Gideon Bernstein wonders if we will ever understand consciousness.
Descartes famously proclaimed that his consciousness was the only thing he could be sure of. Yet despite the monumental advances of modern psychology, an explanation of how consciousness arises still eludes us. But will it eventually fall to the incoming tide of knowledge, as so many other ‘mysteries’ before it?
The hard problem
Perhaps the best modern formulation of the problem of consciousness was created by the philosopher David Chalmers in 1995. He distinguishes between the ‘easy problems’ of consciousness and the ‘hard problem’. The easy problems are concerned with understanding phenomena related to consciousness such as the ability to focus, or to report mental states. It seems clear that as we discover more in the fields of neuroscience, we will be able to develop and test theories, which explain how these phenomena work. This is contrasted with the ‘hard problem’, the question of why any neurological process should be accompanied by experience. We could fully explain the functioning of the brain: how it processes information, produces dreams, remembers, etc… and still ask ‘why does this give rise to experience?’ It’s certainly a good question. And luckily for us, modern scientists may have begun to make some progress.

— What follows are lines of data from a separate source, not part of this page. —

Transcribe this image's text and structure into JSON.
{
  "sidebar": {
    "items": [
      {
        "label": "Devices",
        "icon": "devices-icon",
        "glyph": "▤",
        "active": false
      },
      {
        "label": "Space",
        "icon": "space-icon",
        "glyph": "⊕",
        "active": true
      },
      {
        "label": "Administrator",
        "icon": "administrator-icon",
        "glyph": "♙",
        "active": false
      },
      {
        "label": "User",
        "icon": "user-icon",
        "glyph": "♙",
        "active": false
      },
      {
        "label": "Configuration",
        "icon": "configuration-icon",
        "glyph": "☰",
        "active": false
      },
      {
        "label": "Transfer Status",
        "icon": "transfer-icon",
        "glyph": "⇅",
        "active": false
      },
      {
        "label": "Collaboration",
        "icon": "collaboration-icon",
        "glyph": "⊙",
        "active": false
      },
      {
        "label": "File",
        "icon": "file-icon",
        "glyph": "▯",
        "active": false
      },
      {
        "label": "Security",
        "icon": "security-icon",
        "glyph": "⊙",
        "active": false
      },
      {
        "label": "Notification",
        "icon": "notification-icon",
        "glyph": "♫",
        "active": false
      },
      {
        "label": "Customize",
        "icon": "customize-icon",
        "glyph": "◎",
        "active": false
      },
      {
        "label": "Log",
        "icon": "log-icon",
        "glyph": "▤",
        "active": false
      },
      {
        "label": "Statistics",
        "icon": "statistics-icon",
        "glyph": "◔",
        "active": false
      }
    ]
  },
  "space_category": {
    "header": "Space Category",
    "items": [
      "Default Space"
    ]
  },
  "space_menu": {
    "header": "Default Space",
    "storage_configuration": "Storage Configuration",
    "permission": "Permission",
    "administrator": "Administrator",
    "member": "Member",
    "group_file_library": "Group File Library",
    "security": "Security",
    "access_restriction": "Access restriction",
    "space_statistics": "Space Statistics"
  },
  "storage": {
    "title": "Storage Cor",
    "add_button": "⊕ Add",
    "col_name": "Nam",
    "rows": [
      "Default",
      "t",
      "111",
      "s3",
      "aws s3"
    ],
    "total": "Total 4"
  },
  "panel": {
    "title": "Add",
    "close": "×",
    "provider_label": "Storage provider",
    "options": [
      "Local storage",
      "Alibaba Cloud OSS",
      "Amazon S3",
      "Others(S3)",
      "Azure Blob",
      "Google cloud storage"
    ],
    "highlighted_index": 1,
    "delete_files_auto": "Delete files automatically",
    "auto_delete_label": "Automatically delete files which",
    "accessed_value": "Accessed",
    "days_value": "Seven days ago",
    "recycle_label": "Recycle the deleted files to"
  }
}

Peering into the brain
There are some who maintain that as we solve the easy problems, the hard problem will simply fade away, just as the seemingly intractable problem of how living beings are constructed from non-living matter disappeared a mere century ago.
One of the current methods, which seems most promising from this angle is the search for what have been termed the ‘neural correlates of consciousness’. The logic is that if we could determine which neural processes always and only occur when someone is conscious, we would discover the basis of consciousness in the brain, enabling us to solve a huge number of the easy problems in one fell swoop. If the above argument is accepted, this could also mean real progress on the hard problem.
It is, of course, deeply unsatisfying to resolve the issue by appealing to some as yet inconceivable future knowledge. It may also be a fundamentally flawed approach. All of modern science is geared towards producing explanations of how certain functions are performed, in terms of simpler concepts. For example, in order to explain how a muscle works, we only need to explain the biochemical mechanism in muscle cells causing them to contract. However, the crux of the hard problem is that this kind of explanation does not seem likely to work with consciousness. It seems possible to fully explain the functioning of the brain and still not have solved the hard problem.
Working it out backwards
The fact that we can’t seem to get from brains to consciousness led neuroscientist Giulio Tononi to try the opposite – getting from consciousness to brains, potentially opening up a whole new avenue of inquiry into the hard problem.
Tononi began by trying to identify the features of consciousness that are present in all cases. From these features he identified the properties that a physical system would need in order to produce them. Then, through a lot of complex maths, he’s come up with what he claims is a quantitative measure of consciousness – integrated information (Φ).
There are many potential problems with Tononi’s theory. Most importantly, he doesn’t even claim to have explained why Φ should give rise to consciousness. Despite this, he has perhaps demonstrated that Φ is necessary for consciousness, which means that this theory could be a useful step towards solving what has been termed the ‘pretty hard problem’ of being able to determine whether a brain is conscious.
Should we just give up?
Some people, like Chalmers, opt for a philosophical resolution to the hard problem. Chalmers thinks that consciousness should be recognised as fundamental, in the same way that gravity and mass are. This removes the need to search for an explanation, because something that is fundamental can simply be taken axiomatically as a ‘brute fact’ – which can lead to the interesting conclusion that non-living things could be conscious.
Ultimately, Chalmers and most others working on the hard problem admit that it’s still an open question; for all our theorising, we haven’t achieved much. However, what is crystal clear is that even if we can’t solve the hard problem, we will surely expand the wealth of human knowledge into unchartered territory in the attempt, and for me that seems like justification enough to keep going.
Gideon Bernstein is an Undergraduate in Biology at St John’s College. Illustration by Ralf Zeigermann.